Although the album grew out of jam sessions played purely for the pleasure of playing, the end result is architecturally robust and infused with strong emotive melodies. These melodies are always the focus because each of these master musicians has realised that the importance is the end product they are conjuring together rather than the needs of their egos; a rare thing indeed amongst jamming musicians. This is a delightful, soulful debut album that exudes optimism.
Top of the World Review: Thonghuad Faited – Diew Sor Isan: The North East Thai Violin of Thonghuad Faited
Words by John Clewley
Most compilations of north-eastern Thai music focus on the region’s most popular instrument, the khaen, a free-reed bamboo mouth organ, and sometimes the phin, a three-stringed lute. Both are key elements in ensembles playing molam music. Absent from many of them, however, is the stand-up fiddle known as the sor, which would have remained at the back of the band were it not for the virtuosity of one man: veteran sor master Thonghuad Faited. He is by no means the only sor player around but he is the one who first gained recognition as a soloist.

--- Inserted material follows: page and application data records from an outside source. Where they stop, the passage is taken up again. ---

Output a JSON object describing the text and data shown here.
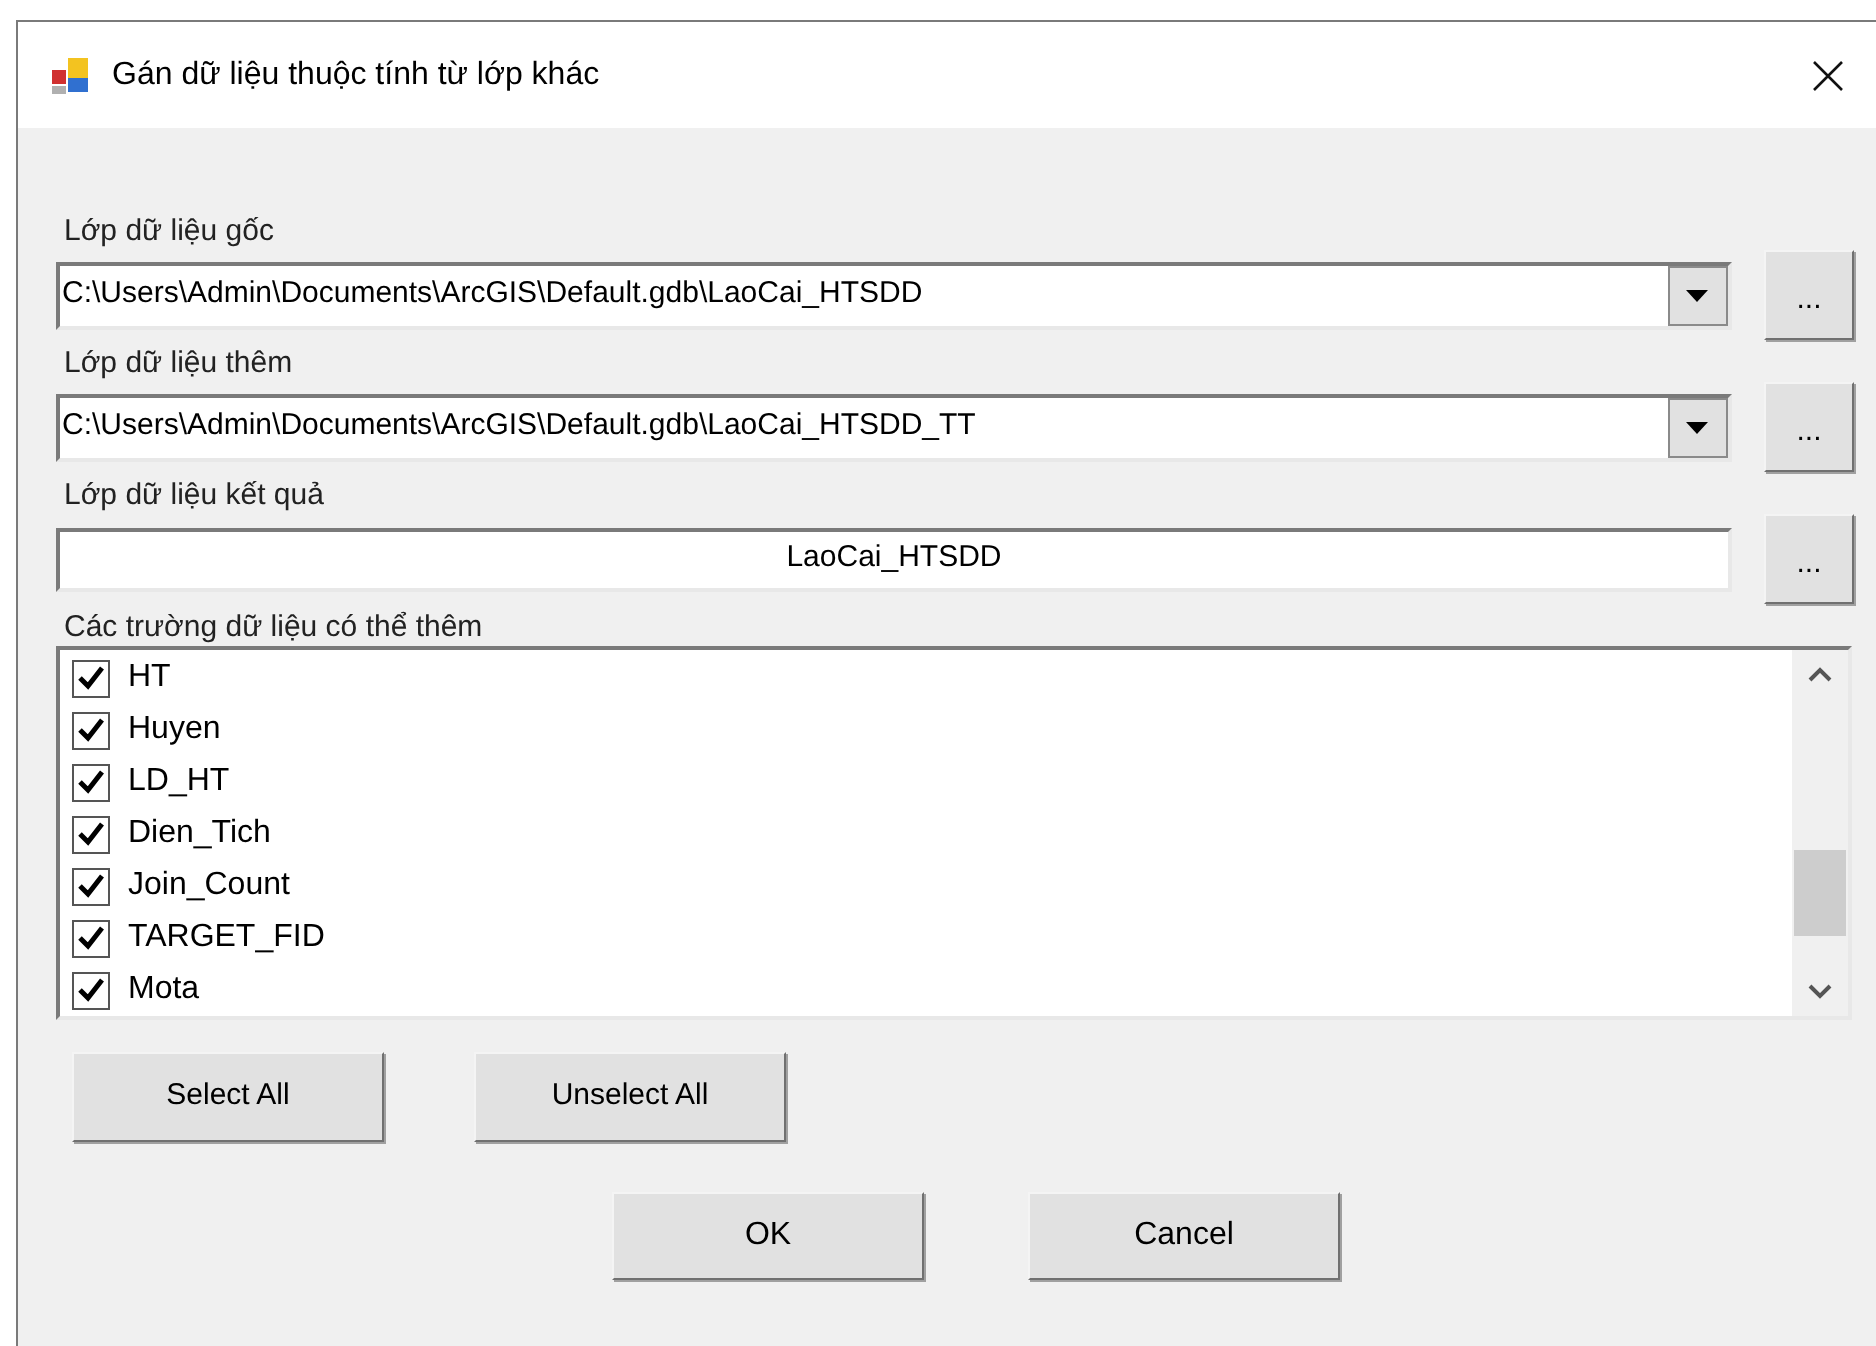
{
  "window": {
    "title": "Gán dữ liệu thuộc tính từ lớp khác"
  },
  "fields": [
    {
      "kind": "combo",
      "label": "Lớp dữ liệu gốc",
      "value": "C:\\Users\\Admin\\Documents\\ArcGIS\\Default.gdb\\LaoCai_HTSDD",
      "browse": "..."
    },
    {
      "kind": "combo",
      "label": "Lớp dữ liệu thêm",
      "value": "C:\\Users\\Admin\\Documents\\ArcGIS\\Default.gdb\\LaoCai_HTSDD_TT",
      "browse": "..."
    },
    {
      "kind": "text",
      "label": "Lớp dữ liệu kết quả",
      "value": "LaoCai_HTSDD",
      "browse": "..."
    }
  ],
  "field_list": {
    "label": "Các trường dữ liệu có thể thêm",
    "items": [
      {
        "label": "HT",
        "checked": true
      },
      {
        "label": "Huyen",
        "checked": true
      },
      {
        "label": "LD_HT",
        "checked": true
      },
      {
        "label": "Dien_Tich",
        "checked": true
      },
      {
        "label": "Join_Count",
        "checked": true
      },
      {
        "label": "TARGET_FID",
        "checked": true
      },
      {
        "label": "Mota",
        "checked": true
      }
    ]
  },
  "selection_buttons": [
    "Select All",
    "Unselect All"
  ],
  "dialog_buttons": [
    "OK",
    "Cancel"
  ]
}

EM Records of Japan has released an outstanding compilation of Faited’s best work from the golden era of the 1970s, when he made some seminal vinyl 7-inch singles for Theppabutr Satirodchompu’s Theppanom label. Compiled by Maft Sai, Chris Menist and Koki Emura, the 15 tracks on the compilation cover a variety of mainly instrumental styles, from the lyrical opening solo ‘Diew Sor’ to frenetic duels with the khaen (‘Diew Sor – Diew Khaen’) and catchy dance styles like ‘Zeang Klong Kao’. Most of the tracks were recorded with the famous Petch Burapa band, which provides an infectious molam groove throughout; and the singer of the band, Supaap Daoduangden, features on one of the two vocal tracks, ‘Lam Plearn Isan Samakkee’, giving an idea of what a terrific show audiences would have enjoyed back in the golden days. As Chris Menist points out in the liner notes, Faited wouldn’t sound out of place in a bluegrass or Celtic band. His playing is first-class throughout.
Words by Alastair Johnston
Zani Diabaté’s first name may not be as instantly recognisable as his last (many of the Diabaté clan are griots) but his music is immediately engaging as it sets up rhythmic patterns and then modulates in trance-like loops. His sparkling incandescent guitar shows him to be the equal of his Western counterparts, as much as other renowned Malian guitarists such as Lobi Traoré, Mama Sissoko, Sekou Diabaté of Bembeya Jazz, or Djelimady Tounkara of the Rail Band. But Zani Diabaté didn’t become one of Mali’s top flight guitarists overnight. As a member of the National Ballet du Mali in the 1960s Zani trained on the kora (harp-lute) and balafon (xylophone), and also in dance and percussion. But it was as a guitarist that he emerged in the 80s at the helm of the Super Djata Band, fronted by vocalist Flané Sangaré. After 20 years of performing electrified versions of traditional Bamana music, the band had an international release on the Mango label.
Super Djata flickered briefly on the world stage, but Zani continued to record in Bamako and integrate his traditions into modern music, putting rhythmic flourishes into his work that astounded listeners at his live performances. For Tientalaw he surrounded himself with young talent to pass the torch to his son and the sons of his former colleagues. Sadly, as he was putting the finishing touches on this album in Paris, Zani died, aged 63. His band, Les Héritiers (The Inheritors), sets the pace with a traditional line-up plus trap drums and a pulsing bass. Varied vocals and occasional horns give a counterpoint to the balafon and guitar. Zani doesn’t hog the spotlight but lets the other instruments, such as ngoni (lute) and percussion, create a mood, before he jumps in, leaving us transported.